# ACTIVITY
Over all lines in the data below, count those holding "Nivel" and give only the result.

::::

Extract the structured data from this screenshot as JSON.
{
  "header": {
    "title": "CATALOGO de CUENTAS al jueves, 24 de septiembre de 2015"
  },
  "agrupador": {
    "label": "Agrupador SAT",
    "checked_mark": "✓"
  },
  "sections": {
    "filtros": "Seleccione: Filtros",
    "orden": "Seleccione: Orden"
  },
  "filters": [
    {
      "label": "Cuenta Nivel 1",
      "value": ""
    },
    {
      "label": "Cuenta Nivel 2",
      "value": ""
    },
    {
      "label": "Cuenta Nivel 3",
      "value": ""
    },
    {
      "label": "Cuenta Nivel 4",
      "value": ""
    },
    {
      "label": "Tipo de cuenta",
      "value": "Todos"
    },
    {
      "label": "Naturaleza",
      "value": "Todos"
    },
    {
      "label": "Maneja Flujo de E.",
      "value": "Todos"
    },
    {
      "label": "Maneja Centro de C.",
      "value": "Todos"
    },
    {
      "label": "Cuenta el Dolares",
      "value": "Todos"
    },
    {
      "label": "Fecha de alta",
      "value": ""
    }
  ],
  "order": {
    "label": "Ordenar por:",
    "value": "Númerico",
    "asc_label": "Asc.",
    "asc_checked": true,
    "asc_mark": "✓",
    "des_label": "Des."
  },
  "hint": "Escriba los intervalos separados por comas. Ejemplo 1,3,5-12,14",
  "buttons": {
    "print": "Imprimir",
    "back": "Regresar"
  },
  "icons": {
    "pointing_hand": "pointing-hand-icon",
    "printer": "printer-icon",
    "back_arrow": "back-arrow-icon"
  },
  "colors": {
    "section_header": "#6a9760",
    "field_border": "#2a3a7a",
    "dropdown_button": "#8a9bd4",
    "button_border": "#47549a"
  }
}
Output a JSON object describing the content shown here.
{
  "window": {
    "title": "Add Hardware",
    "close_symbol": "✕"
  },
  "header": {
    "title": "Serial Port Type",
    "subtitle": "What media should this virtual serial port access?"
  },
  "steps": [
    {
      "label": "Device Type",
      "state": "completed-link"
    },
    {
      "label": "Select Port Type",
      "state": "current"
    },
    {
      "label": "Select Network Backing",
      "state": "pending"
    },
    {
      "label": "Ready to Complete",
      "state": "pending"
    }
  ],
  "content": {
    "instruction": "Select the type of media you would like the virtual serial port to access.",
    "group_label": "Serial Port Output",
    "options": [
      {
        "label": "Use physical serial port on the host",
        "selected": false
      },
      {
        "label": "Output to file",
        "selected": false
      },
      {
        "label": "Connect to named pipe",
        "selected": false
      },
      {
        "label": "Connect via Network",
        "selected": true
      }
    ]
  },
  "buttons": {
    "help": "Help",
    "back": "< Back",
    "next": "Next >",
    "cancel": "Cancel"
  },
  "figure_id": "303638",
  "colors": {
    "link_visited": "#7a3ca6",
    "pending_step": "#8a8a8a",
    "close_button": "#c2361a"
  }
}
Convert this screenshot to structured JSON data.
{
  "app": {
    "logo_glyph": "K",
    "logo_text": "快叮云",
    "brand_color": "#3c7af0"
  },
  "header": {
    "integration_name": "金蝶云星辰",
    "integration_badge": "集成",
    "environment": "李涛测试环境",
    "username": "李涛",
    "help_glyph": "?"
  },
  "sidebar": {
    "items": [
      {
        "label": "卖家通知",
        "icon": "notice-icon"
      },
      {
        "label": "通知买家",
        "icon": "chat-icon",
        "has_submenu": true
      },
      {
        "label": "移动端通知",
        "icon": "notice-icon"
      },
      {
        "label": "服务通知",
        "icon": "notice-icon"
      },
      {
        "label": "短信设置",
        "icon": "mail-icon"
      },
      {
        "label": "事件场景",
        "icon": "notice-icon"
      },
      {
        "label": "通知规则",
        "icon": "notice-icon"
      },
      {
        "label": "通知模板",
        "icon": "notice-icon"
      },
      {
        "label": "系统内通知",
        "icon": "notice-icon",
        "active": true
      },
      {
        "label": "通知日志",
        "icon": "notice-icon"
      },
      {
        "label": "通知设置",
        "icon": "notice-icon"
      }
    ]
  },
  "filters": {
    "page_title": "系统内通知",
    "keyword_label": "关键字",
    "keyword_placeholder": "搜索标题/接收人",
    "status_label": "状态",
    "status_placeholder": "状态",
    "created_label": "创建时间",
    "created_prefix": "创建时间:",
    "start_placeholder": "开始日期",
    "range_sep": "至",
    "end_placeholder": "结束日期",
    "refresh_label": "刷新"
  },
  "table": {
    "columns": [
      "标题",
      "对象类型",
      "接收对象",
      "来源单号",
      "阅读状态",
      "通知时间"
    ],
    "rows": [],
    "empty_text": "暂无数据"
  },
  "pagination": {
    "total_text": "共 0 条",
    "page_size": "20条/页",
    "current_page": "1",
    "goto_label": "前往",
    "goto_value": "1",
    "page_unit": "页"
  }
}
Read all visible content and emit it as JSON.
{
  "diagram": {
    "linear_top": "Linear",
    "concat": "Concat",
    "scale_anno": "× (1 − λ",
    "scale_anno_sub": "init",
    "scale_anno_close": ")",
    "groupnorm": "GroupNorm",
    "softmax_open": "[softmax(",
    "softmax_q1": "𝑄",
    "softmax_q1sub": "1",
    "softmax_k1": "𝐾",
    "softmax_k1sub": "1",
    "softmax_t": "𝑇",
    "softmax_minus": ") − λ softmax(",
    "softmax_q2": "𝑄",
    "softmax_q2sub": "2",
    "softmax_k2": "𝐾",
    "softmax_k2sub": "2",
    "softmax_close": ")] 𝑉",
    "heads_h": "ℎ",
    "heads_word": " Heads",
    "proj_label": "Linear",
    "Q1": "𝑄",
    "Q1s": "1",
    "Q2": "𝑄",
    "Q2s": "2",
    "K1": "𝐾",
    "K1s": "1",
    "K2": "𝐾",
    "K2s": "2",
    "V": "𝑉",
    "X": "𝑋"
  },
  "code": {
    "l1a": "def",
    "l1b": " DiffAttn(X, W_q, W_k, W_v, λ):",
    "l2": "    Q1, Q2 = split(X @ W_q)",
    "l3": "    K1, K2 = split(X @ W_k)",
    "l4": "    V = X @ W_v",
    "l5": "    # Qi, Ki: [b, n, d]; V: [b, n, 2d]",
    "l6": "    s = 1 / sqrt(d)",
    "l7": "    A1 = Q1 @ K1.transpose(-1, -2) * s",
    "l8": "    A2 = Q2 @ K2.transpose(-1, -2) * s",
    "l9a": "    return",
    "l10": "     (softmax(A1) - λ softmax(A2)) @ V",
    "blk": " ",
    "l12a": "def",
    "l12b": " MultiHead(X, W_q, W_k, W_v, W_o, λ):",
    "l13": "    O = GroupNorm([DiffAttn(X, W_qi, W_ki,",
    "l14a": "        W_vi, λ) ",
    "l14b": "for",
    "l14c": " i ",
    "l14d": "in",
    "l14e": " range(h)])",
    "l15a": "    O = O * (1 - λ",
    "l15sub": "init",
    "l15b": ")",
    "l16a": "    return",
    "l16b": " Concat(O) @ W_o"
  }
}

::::

# EXERCISE OUTPUT
4